Not necessarily. According to a study by the Texas Department of Transportation, an average of 5-10 trains traverse the rail line that parallels U.S. Highway 290. When you’re stuck behind a train, it might feel like they’re a constant nuisance, but the reality is we see far fewer trains than most lines coming into Houston.
Moreover, in the unlikely event a train is moving across that track, there is a way to avoid the line entirely by taking Senate Ave. to the westbound Northwest Freeway feeder and taking a left onto FM 529. You actually travel under the train tracks, after which you can turn right onto Jones Rd. and arrive at Village Center. While the distance from our current city hall location to the new location using this route totals 2.7 miles, the average drivetime on a Monday at 6:30pm on this route is only 6-9 minutes. Yes, that is two minutes longer than the route discussed above, but it’s likely much less than the time it takes for a train to clear that crossing.
At the current location of city hall, I can easily walk or ride a bike to get there. Are there any plans to make the new location easy to access the same way?
Yes. As part of the joint project to deepen the E127 tributary of White Oak Bayou (the portion that runs parallel to Wall St. and Village Dr.), the city and county are hoping to include a walking and biking path along the tributary. One end of the trail would begin at Rio Grande and would continue to Village Center. The distance from Rio Grande to city hall along this path would be approximately 3/4 of a mile. There are no residential properties along that portion of the tributary, so the trail will not run behind anyone’s house.
Part of the design work will include determining whether appropriate clearance below the bridges over the tributary at U.S. Highway 290 can be created as part of the design.
What about the high speed rail that is planned to run along U.S. Highway 290? Won’t that make it difficult to reach city hall?
Not at all. Assuming the high speed rail line is successfully built (the Texas Legislature might have something to say about it), the entire portion of the line running through Jersey Village will run along an elevated viaduct. Traffic will be able to pass easily underneath.
What will happen with the land where city hall is currently located? I heard it was rezoned to residential. Will it be sold to developers?

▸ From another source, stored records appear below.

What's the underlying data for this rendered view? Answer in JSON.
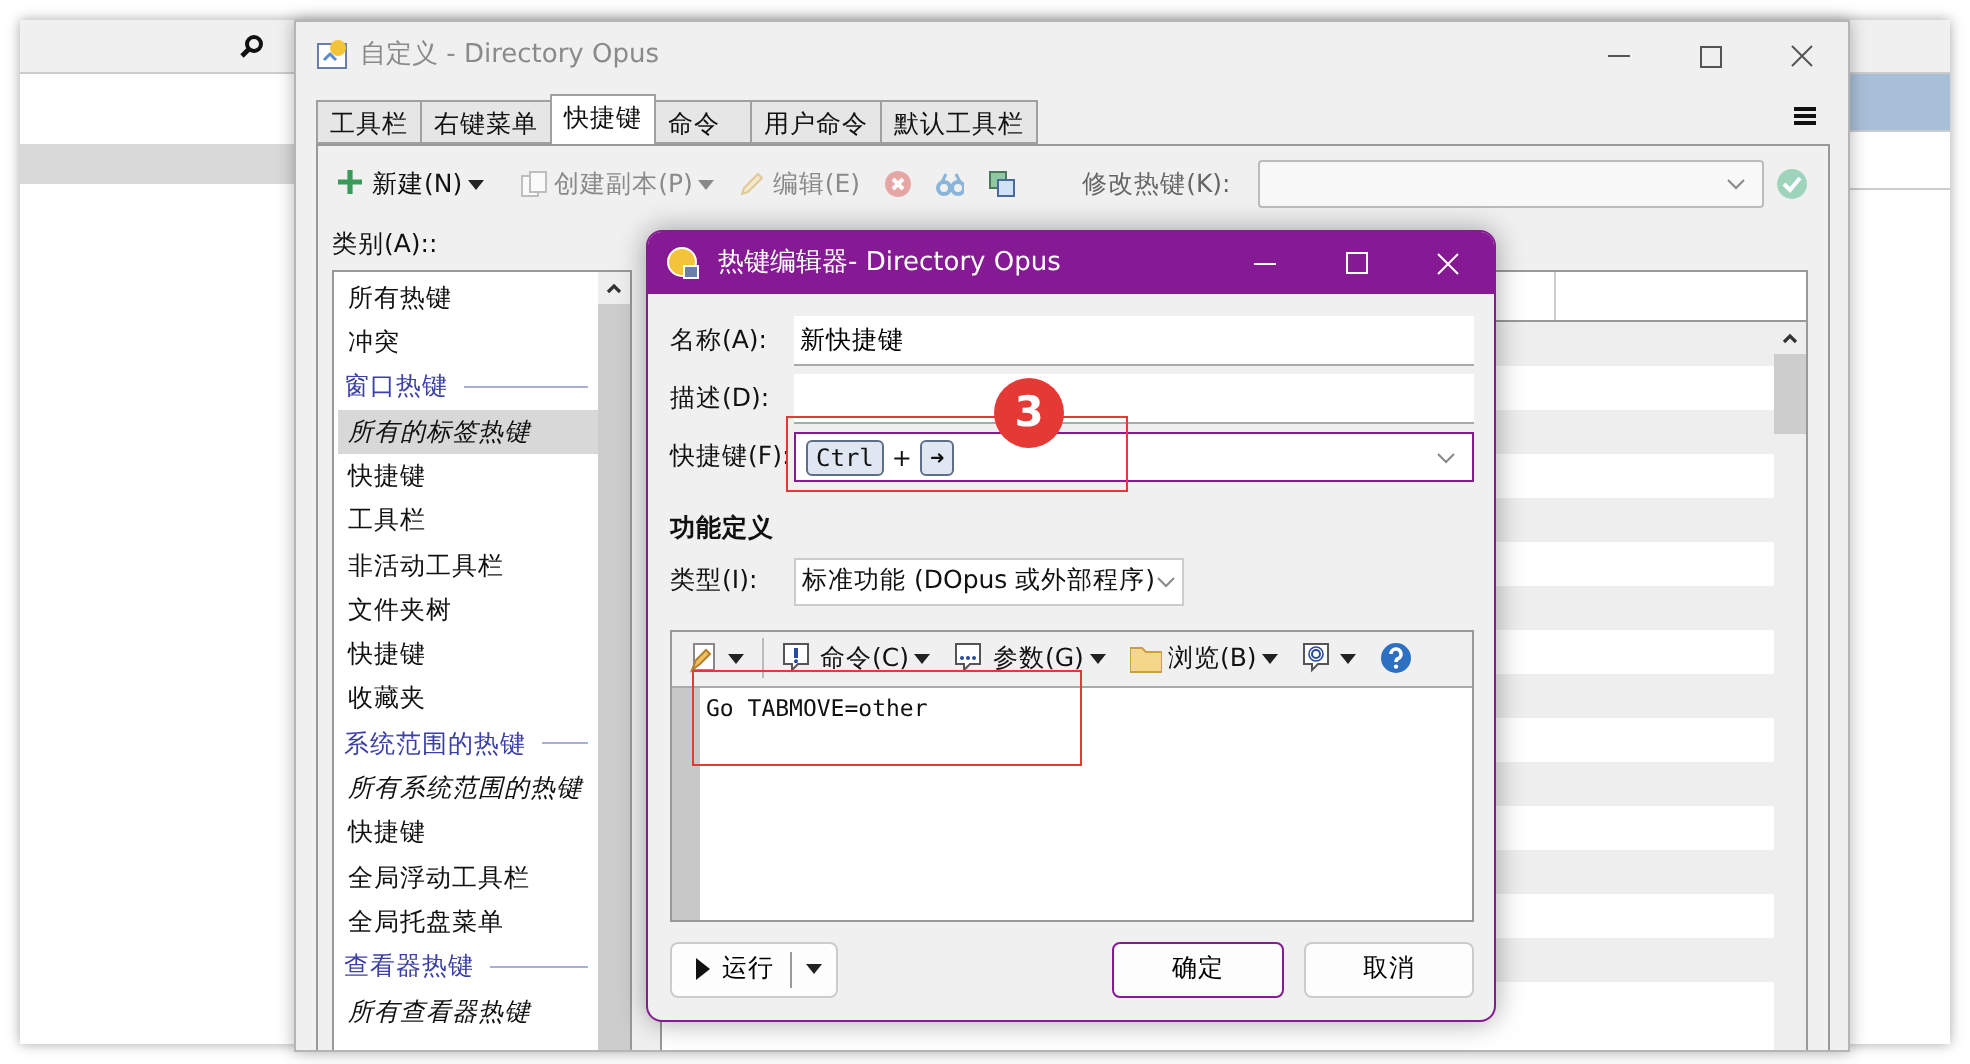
{
  "customize_window": {
    "title": "自定义 - Directory Opus",
    "tabs": [
      {
        "label": "工具栏",
        "selected": false
      },
      {
        "label": "右键菜单",
        "selected": false
      },
      {
        "label": "快捷键",
        "selected": true
      },
      {
        "label": "命令",
        "selected": false
      },
      {
        "label": "用户命令",
        "selected": false
      },
      {
        "label": "默认工具栏",
        "selected": false
      }
    ],
    "toolbar": [
      {
        "kind": "new",
        "label": "新建(N)",
        "disabled": false
      },
      {
        "kind": "duplicate",
        "label": "创建副本(P)",
        "disabled": true
      },
      {
        "kind": "edit",
        "label": "编辑(E)",
        "disabled": true
      },
      {
        "kind": "delete",
        "disabled": true
      },
      {
        "kind": "find",
        "disabled": true
      },
      {
        "kind": "clone",
        "disabled": false
      }
    ],
    "hotkey_change_label": "修改热键(K):",
    "category_label": "类别(A)::",
    "categories": [
      {
        "kind": "item",
        "label": "所有热键",
        "selected": false
      },
      {
        "kind": "item",
        "label": "冲突",
        "selected": false
      },
      {
        "kind": "group",
        "label": "窗口热键",
        "selected": false
      },
      {
        "kind": "all",
        "label": "所有的标签热键",
        "selected": true
      },
      {
        "kind": "item",
        "label": "快捷键",
        "selected": false
      },
      {
        "kind": "item",
        "label": "工具栏",
        "selected": false
      },
      {
        "kind": "item",
        "label": "非活动工具栏",
        "selected": false
      },
      {
        "kind": "item",
        "label": "文件夹树",
        "selected": false
      },
      {
        "kind": "item",
        "label": "快捷键",
        "selected": false
      },
      {
        "kind": "item",
        "label": "收藏夹",
        "selected": false
      },
      {
        "kind": "group",
        "label": "系统范围的热键",
        "selected": false
      },
      {
        "kind": "all",
        "label": "所有系统范围的热键",
        "selected": false
      },
      {
        "kind": "item",
        "label": "快捷键",
        "selected": false
      },
      {
        "kind": "item",
        "label": "全局浮动工具栏",
        "selected": false
      },
      {
        "kind": "item",
        "label": "全局托盘菜单",
        "selected": false
      },
      {
        "kind": "group",
        "label": "查看器热键",
        "selected": false
      },
      {
        "kind": "all",
        "label": "所有查看器热键",
        "selected": false
      }
    ]
  },
  "hotkey_editor": {
    "title": "热键编辑器- Directory Opus",
    "fields": [
      {
        "label": "名称(A):",
        "value": "新快捷键"
      },
      {
        "label": "描述(D):"
      }
    ],
    "hotkey": {
      "label": "快捷键(F):",
      "parts": [
        {
          "kind": "key",
          "text": "Ctrl"
        },
        {
          "kind": "plus",
          "text": "+"
        },
        {
          "kind": "key",
          "text": "➜"
        }
      ]
    },
    "section_title": "功能定义",
    "type": {
      "label": "类型(I):",
      "value": "标准功能 (DOpus 或外部程序)"
    },
    "editor_toolbar": [
      {
        "kind": "new"
      },
      {
        "kind": "command",
        "label": "命令(C)"
      },
      {
        "kind": "arguments",
        "label": "参数(G)"
      },
      {
        "kind": "browse",
        "label": "浏览(B)"
      },
      {
        "kind": "insert"
      },
      {
        "kind": "help"
      }
    ],
    "code": "Go TABMOVE=other",
    "run_label": "运行",
    "ok_label": "确定",
    "cancel_label": "取消"
  },
  "annotation": {
    "badge": "3"
  }
}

The land will not be sold to developers. While city council has only very briefly discussed it, the general consensus during the limited discussion has been to focus on continued community use of the land.
While it could be maintained as park space, there is also a possibility that the city hall side of the building could be demolished and the civic center part of the building could be kept and possibly remodeled at some point in the future. Our city has an ever growing demand for general use community space, and that part of the building is newer and in much better condition. Keeping that part of the building would also make it feasible to continue to use it for many of the purposes for which it is used now, such as a polling location for elections, cub scout meetings, Jersey Village Senior Outreach events, and yoga.
Although that land was recently rezoned to District A (which encompasses many different uses, including single family homes, parks and government buildings), the purpose of the rezoning was merely to open up the possibility to encourage the Texas Department of Transportation to build a sound wall between the land where city hall is located now and where the Joe Myers dealerships are currently located. Under the prior zoning district (business use), TXDOT regulations prohibited them from building sound walls between properties where both were zoned of business use.
You can watch video from the city council meeting where the change was discussed with citizens at length by clicking here.
Do you have additional questions about the planned move of city hall across U.S. Highway 290 into Village Center? Fill out the contact form below.